Some light on the subject? Actually, not much! “We can’t really comment on this. Best regards …”

Similarly, from a particular pension fund interest (described by a bystander as dealing with the matter for itself and others), came the words “at the moment, we choose to wait and see what happens”.

Only InsuranceEurope, for insurance-based pensions, would fully articulate its stance. Its members do have to trade using central counterparty clearing houses (CCPs), it stated. The institution argues against the need. But no, it added, it was not itself involved in lobbying.

However, one press spokesman, discussing commission president Jean-Claude Junker’s general position, conceded “I do understand the matter of principle involved”.

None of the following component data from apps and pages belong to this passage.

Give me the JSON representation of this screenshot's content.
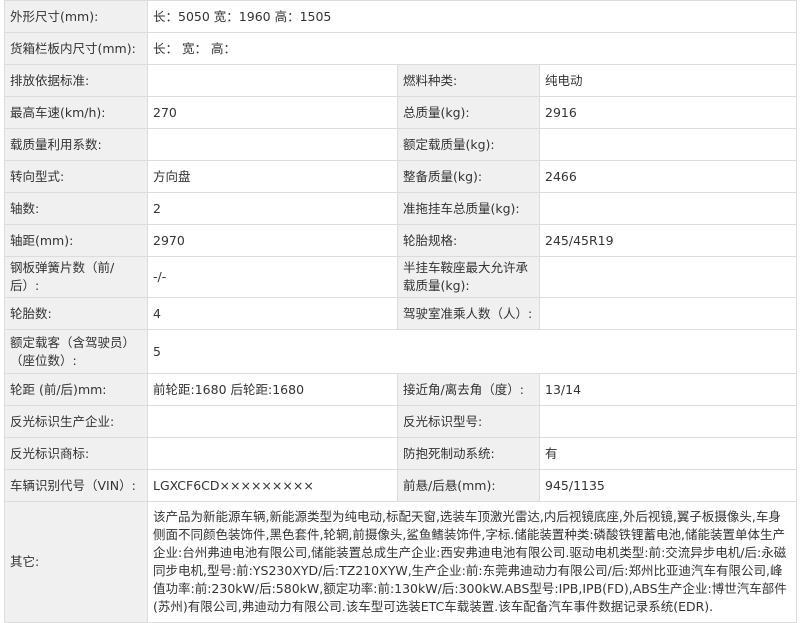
{
  "rows": {
    "dims": {
      "label": "外形尺寸(mm):",
      "value": "长：5050 宽：1960 高：1505"
    },
    "cargo": {
      "label": "货箱栏板内尺寸(mm):",
      "value": "长：  宽：  高："
    },
    "emission": {
      "label": "排放依据标准:",
      "value": ""
    },
    "fuel": {
      "label": "燃料种类:",
      "value": "纯电动"
    },
    "max_speed": {
      "label": "最高车速(km/h):",
      "value": "270"
    },
    "total_mass": {
      "label": "总质量(kg):",
      "value": "2916"
    },
    "load_util": {
      "label": "载质量利用系数:",
      "value": ""
    },
    "rated_load": {
      "label": "额定载质量(kg):",
      "value": ""
    },
    "steering": {
      "label": "转向型式:",
      "value": "方向盘"
    },
    "curb_mass": {
      "label": "整备质量(kg):",
      "value": "2466"
    },
    "axles": {
      "label": "轴数:",
      "value": "2"
    },
    "trailer_mass": {
      "label": "准拖挂车总质量(kg):",
      "value": ""
    },
    "wheelbase": {
      "label": "轴距(mm):",
      "value": "2970"
    },
    "tire": {
      "label": "轮胎规格:",
      "value": "245/45R19"
    },
    "leaf_spring": {
      "label": "钢板弹簧片数（前/后）:",
      "value": "-/-"
    },
    "saddle": {
      "label": "半挂车鞍座最大允许承载质量(kg):",
      "value": ""
    },
    "tires_count": {
      "label": "轮胎数:",
      "value": "4"
    },
    "cab_passengers": {
      "label": "驾驶室准乘人数（人）:",
      "value": ""
    },
    "seats": {
      "label": "额定载客（含驾驶员）（座位数）:",
      "value": "5"
    },
    "track": {
      "label": "轮距 (前/后)mm:",
      "value": "前轮距:1680 后轮距:1680"
    },
    "angles": {
      "label": "接近角/离去角（度）:",
      "value": "13/14"
    },
    "reflector_maker": {
      "label": "反光标识生产企业:",
      "value": ""
    },
    "reflector_model": {
      "label": "反光标识型号:",
      "value": ""
    },
    "reflector_brand": {
      "label": "反光标识商标:",
      "value": ""
    },
    "abs": {
      "label": "防抱死制动系统:",
      "value": "有"
    },
    "vin": {
      "label": "车辆识别代号（VIN）:",
      "value": "LGXCF6CD×××××××××"
    },
    "overhang": {
      "label": "前悬/后悬(mm):",
      "value": "945/1135"
    },
    "other": {
      "label": "其它:",
      "value": "该产品为新能源车辆,新能源类型为纯电动,标配天窗,选装车顶激光雷达,内后视镜底座,外后视镜,翼子板摄像头,车身侧面不同颜色装饰件,黑色套件,轮辋,前摄像头,鲨鱼鳍装饰件,字标.储能装置种类:磷酸铁锂蓄电池,储能装置单体生产企业:台州弗迪电池有限公司,储能装置总成生产企业:西安弗迪电池有限公司.驱动电机类型:前:交流异步电机/后:永磁同步电机,型号:前:YS230XYD/后:TZ210XYW,生产企业:前:东莞弗迪动力有限公司/后:郑州比亚迪汽车有限公司,峰值功率:前:230kW/后:580kW,额定功率:前:130kW/后:300kW.ABS型号:IPB,IPB(FD),ABS生产企业:博世汽车部件(苏州)有限公司,弗迪动力有限公司.该车型可选装ETC车载装置.该车配备汽车事件数据记录系统(EDR)."
    }
  }
}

The moral issue is that, if the EU does not buck up its economy fast, the political consequences don’t bear thinking about. In other words, Junker is targeting a kind of hell, today.  

On the other hand, the PR granted that even the common citizen was aware that financial markets lacking oversight can nose dive dramatically.

Moreover, the fluttering paper on which the derivative contracts are written represent some years of global GDP. Potentially terrifying prospects? Hell tomorrow?

So, emphatically, the PR promised to find out the official position of his own government’s financial department.


Splendid, that is, if that position ever arrives!